What is needed:
Count every line below that contains "title", then state the total with no other output.

Extracted information:
###

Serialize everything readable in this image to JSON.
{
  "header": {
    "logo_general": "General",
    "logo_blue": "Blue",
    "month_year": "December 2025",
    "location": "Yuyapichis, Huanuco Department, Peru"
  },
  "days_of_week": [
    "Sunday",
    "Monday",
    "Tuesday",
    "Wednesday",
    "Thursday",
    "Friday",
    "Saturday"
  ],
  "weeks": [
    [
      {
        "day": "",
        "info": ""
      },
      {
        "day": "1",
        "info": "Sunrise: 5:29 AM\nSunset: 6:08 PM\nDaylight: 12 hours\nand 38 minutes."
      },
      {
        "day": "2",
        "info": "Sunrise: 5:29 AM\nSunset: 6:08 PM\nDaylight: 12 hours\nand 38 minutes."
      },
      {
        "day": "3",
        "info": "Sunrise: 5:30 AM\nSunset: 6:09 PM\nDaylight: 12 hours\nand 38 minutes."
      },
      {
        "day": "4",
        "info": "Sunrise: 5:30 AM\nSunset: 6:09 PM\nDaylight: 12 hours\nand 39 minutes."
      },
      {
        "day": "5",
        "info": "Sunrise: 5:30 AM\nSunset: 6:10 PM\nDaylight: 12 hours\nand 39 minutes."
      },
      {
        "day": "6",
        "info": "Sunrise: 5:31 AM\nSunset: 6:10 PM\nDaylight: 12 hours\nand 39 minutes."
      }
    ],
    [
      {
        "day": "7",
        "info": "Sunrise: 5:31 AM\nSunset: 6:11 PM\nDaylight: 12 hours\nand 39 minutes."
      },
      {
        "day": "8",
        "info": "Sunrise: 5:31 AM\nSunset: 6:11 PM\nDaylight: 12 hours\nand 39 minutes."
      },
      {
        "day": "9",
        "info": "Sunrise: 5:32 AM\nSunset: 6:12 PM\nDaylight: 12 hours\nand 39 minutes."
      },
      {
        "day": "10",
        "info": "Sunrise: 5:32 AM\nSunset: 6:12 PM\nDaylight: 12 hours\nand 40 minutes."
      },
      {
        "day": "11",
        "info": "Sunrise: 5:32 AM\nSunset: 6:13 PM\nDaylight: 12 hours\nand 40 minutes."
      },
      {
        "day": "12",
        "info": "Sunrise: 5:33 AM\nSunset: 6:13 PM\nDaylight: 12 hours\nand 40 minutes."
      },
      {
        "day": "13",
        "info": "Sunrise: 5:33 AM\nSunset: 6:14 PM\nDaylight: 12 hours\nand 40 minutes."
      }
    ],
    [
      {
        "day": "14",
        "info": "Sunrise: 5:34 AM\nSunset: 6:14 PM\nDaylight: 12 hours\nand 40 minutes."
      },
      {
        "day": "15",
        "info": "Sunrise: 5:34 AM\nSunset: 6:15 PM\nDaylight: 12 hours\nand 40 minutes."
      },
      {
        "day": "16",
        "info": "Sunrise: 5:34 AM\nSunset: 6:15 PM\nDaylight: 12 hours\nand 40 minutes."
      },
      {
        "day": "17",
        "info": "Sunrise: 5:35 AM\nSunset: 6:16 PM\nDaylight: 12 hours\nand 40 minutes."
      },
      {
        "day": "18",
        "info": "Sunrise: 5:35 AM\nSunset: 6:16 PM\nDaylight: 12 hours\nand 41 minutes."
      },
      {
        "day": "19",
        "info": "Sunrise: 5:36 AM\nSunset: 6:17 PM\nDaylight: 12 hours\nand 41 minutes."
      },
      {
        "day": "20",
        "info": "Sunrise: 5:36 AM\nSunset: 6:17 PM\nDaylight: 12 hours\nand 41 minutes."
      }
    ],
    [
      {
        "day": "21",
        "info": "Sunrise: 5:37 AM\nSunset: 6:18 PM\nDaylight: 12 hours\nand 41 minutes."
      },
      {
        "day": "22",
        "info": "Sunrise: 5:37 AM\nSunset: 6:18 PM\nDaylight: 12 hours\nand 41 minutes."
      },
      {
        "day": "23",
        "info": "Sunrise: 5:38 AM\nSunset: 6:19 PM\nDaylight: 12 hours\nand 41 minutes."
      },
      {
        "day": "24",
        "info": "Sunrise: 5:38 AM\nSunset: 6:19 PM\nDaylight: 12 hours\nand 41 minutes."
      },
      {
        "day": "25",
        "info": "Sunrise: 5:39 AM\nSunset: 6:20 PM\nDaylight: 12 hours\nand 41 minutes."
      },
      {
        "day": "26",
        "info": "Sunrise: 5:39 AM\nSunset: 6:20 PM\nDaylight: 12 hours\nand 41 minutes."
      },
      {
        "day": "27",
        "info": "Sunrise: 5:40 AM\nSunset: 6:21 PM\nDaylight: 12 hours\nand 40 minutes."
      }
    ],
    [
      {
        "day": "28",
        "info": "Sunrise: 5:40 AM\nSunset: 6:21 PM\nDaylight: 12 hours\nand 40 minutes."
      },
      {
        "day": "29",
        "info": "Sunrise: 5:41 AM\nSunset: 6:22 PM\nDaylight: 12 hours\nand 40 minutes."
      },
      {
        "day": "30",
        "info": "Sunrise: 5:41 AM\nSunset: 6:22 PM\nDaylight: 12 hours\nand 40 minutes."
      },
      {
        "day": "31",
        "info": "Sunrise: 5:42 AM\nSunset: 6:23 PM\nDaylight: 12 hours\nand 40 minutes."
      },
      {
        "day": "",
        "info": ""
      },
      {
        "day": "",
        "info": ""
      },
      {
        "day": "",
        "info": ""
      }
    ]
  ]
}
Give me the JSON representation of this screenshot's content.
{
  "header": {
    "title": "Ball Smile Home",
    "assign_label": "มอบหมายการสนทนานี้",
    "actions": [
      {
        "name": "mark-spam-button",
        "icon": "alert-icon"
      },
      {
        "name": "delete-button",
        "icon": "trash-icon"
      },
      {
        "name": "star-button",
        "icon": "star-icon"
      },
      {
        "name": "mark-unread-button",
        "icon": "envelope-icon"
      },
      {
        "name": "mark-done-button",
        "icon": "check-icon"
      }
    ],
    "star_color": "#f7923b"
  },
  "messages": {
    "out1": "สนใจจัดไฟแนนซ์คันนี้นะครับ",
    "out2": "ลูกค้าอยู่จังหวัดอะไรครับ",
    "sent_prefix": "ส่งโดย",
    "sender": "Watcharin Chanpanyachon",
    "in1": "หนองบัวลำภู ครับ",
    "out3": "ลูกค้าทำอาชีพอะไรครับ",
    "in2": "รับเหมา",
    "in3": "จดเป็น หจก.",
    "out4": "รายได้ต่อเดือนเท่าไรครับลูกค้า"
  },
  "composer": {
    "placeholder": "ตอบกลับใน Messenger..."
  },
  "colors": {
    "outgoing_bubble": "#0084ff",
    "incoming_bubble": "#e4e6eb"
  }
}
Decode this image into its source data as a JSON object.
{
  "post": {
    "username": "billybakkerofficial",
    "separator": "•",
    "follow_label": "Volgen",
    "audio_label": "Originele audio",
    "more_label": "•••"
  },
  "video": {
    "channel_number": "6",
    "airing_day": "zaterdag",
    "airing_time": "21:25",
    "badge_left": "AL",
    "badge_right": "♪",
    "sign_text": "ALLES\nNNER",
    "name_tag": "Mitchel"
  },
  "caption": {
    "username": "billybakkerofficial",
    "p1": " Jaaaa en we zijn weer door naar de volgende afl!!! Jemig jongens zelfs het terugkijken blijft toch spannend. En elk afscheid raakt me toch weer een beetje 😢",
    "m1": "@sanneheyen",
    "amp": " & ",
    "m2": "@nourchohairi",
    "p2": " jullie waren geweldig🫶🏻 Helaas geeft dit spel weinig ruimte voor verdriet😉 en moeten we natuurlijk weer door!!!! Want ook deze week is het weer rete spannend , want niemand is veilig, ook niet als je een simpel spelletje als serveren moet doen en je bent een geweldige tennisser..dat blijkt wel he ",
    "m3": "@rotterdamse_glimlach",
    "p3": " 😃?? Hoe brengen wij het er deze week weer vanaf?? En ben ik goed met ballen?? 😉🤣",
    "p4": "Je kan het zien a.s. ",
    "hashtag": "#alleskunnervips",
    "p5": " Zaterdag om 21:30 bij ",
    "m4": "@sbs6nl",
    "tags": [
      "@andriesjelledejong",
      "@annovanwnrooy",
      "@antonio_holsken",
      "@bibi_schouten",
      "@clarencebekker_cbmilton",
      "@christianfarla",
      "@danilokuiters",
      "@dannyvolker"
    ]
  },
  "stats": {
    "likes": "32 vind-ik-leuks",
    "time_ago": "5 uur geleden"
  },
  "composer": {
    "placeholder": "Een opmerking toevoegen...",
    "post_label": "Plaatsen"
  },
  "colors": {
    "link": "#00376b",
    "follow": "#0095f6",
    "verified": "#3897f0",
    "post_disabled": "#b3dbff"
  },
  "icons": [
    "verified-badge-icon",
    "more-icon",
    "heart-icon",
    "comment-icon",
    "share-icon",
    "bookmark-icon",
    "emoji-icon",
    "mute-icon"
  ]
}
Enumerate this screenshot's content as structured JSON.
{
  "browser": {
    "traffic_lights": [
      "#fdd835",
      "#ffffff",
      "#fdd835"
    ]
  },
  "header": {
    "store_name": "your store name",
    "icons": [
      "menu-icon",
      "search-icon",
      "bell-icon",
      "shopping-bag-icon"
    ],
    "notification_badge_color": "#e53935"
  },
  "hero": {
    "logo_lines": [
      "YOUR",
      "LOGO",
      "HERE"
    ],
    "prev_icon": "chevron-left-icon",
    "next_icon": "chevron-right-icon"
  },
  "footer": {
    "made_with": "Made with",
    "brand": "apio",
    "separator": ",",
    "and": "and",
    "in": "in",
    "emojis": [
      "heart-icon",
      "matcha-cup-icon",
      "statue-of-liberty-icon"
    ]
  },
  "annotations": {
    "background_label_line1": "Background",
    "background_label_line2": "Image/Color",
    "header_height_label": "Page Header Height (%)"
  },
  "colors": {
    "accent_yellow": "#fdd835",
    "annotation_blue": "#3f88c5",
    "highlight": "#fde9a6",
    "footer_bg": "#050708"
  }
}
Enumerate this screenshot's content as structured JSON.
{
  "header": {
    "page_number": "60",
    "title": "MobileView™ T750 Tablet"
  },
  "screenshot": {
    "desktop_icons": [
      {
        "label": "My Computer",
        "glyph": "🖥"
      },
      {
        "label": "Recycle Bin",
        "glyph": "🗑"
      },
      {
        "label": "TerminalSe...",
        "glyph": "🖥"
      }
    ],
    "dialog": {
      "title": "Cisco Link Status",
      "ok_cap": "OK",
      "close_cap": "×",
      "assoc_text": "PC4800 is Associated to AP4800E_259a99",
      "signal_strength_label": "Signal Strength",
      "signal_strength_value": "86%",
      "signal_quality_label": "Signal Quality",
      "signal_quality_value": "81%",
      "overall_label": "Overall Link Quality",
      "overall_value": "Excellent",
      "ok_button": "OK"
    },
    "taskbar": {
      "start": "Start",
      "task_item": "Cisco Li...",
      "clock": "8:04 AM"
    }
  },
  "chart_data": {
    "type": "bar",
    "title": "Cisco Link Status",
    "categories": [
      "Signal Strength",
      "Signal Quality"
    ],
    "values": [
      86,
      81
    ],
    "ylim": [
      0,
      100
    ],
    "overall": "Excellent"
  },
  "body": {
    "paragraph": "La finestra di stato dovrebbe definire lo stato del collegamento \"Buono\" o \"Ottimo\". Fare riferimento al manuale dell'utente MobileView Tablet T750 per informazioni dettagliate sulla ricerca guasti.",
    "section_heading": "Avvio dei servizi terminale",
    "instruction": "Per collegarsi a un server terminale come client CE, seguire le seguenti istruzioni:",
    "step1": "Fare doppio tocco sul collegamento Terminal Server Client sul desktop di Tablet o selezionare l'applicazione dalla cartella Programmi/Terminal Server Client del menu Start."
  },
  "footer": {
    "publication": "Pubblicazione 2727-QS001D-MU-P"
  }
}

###

Solution for this task:
4